He used to play ball with some friends before class and noticed that one day, when one of his friends threw the ball at him, he got hit in the face with the ball! He could see it, but noticed that his vision was getting blurry. Amy asked him to go to the optometrist, but he delayed for four months. Once he went, the optometrist referred him to an ophthalmologist, after he observed that Ricky could not even read the big “E” in the affected eye. They noticed that his optic nerve was inflamed and pale, and insisted he get further testing. This was about the time that Amy was entering school and because they lived in Maryland at the time, he felt like he could get away with not going until Amy was settled in Texas. Once he got back to Maryland, his friends suggested he go to John Hopkins. At this point, only one eye was affected. After waiting in the ER for several hours, the ophthalmologist there suggested seeing a neuro-opthalmologist. He was hospitalized for a few days, and was then informed that he was diagnosed with LHON. It now has affected both eyes.

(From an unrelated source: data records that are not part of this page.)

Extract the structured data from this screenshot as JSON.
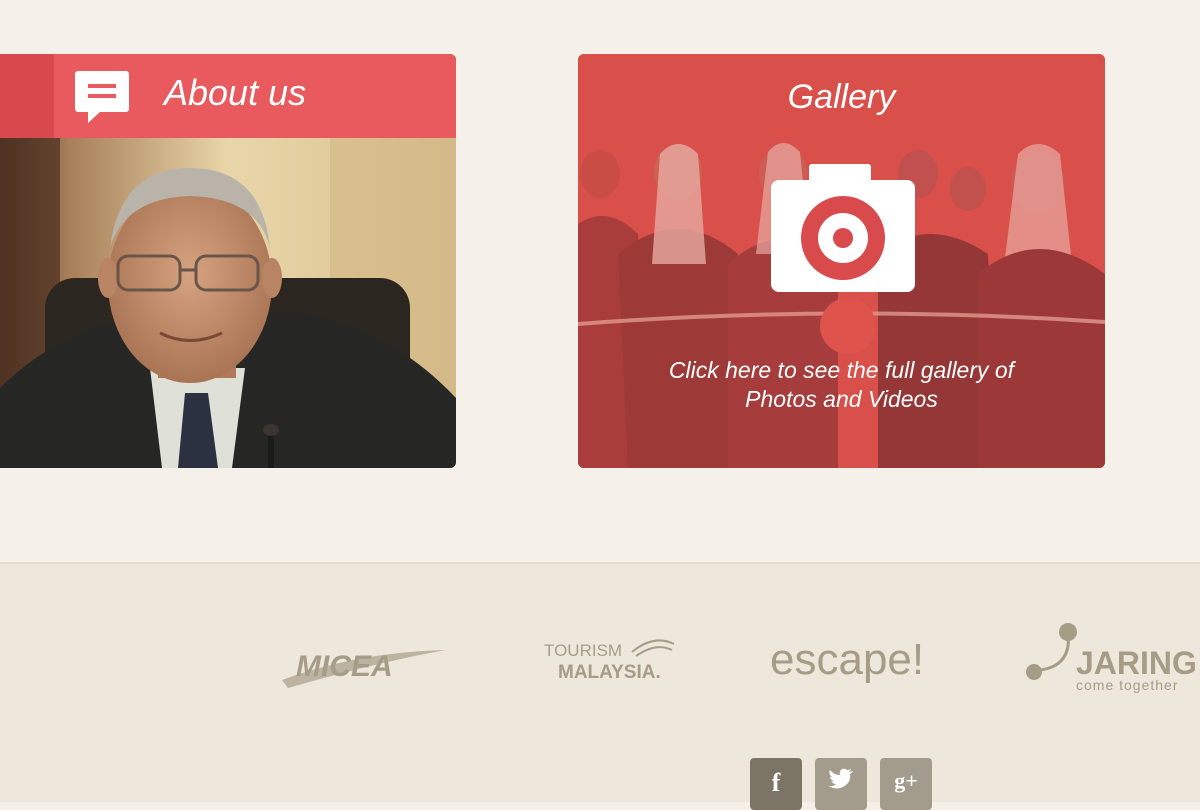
{
  "about": {
    "title": "About us",
    "icon": "chat-bubble-icon",
    "header_color": "#e85a5e"
  },
  "gallery": {
    "title": "Gallery",
    "caption_line1": "Click here to see the full gallery of",
    "caption_line2": "Photos and Videos",
    "icon": "camera-icon",
    "overlay_color": "#d85049"
  },
  "partners": {
    "micea": "MICEA",
    "tourism_malaysia_line1": "TOURISM",
    "tourism_malaysia_line2": "MALAYSIA.",
    "escape": "escape!",
    "jaring_name": "JARING",
    "jaring_tagline": "come together"
  },
  "social": {
    "facebook": "f",
    "twitter": "twitter-icon",
    "google_plus": "g+"
  }
}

Ricky showed us what it looked like to have LHON versus normal vision. He mentioned that he cannot recognize faces, read, or even drive at this point because of red, black, and white floaters that are constantly present, as well as a black spot that is mostly present in his central vision (see photos below to compare). So what was his next step? Because there is no cure yet for LHON, doctors recommended that he take a “mitochondrial cocktail” including Idebenone, vitamin C, E, and omega 3 to help slow down the progression of the damage. He explained that he tried to keep working, but decided to stop once it became too dangerous to handle power tools without seeing correctly. He received a lot of different reactions from friends and family; it was difficult to hang out with friends because he couldn’t drive, and his family was “babying” him too much, to the point where he felt handicapped. At one point, he loved to just spend his time sleeping, because it was the only place he could achieve 20/20 vision again. I couldn’t imagine having this kind of experience; it was very humbling and emotional to hear that.
Ricky explained that now he is trying to keep himself busy with the help of his friends, family, and Amy. He moved to Texas with Amy and now receives many benefits (such as programs and devices to help his condition). He showed us the many devices he uses to help him see better, such as wide-ruled low vision paper and markers, digital magnifiers, and his audio player (which reads books aloud to him). He also plays in Goalball, which is a team sport for blind athletes. Even though many players who participate are not completely blind, they wear “blackout” goggles so that all players rely only on their hearing. It involves teams of three that throw a ball, which has bells in it, to the other team’s goal. It looks like a lot of fun, and Ricky is working with our school’s SVA, or Sports Vision Association, to create a team for next semester. He is also in the process of obtaining his Bachelor’s in social work and hopes to get a Master’s degree, as well.
This was an incredibly inspirational presentation to see. It gives all of the students at UIWRSO a look into someone’s life who is struggling with their vision. We are able to bridge a gap between a personal connection and our school. The fact that Ricky and Amy are working to enhance the school by educating students and starting a sports team, just proves that our school is not only focused on the what, but rather the who. We are all rooting for Ricky and hope he achieves his goal of joining the US Paralympics team for Goalball in the near future.
To keep up with Ricky’s story, make sure to see his “Through Ricky’s Eyes” page on Facebook: https://www.facebook.com/pages/Through-Rickys-Eyes/694956877213226
If you would like to donate to Ricky’s fund to help with his LHON, please go to: http://www.gofundme.com/83mpug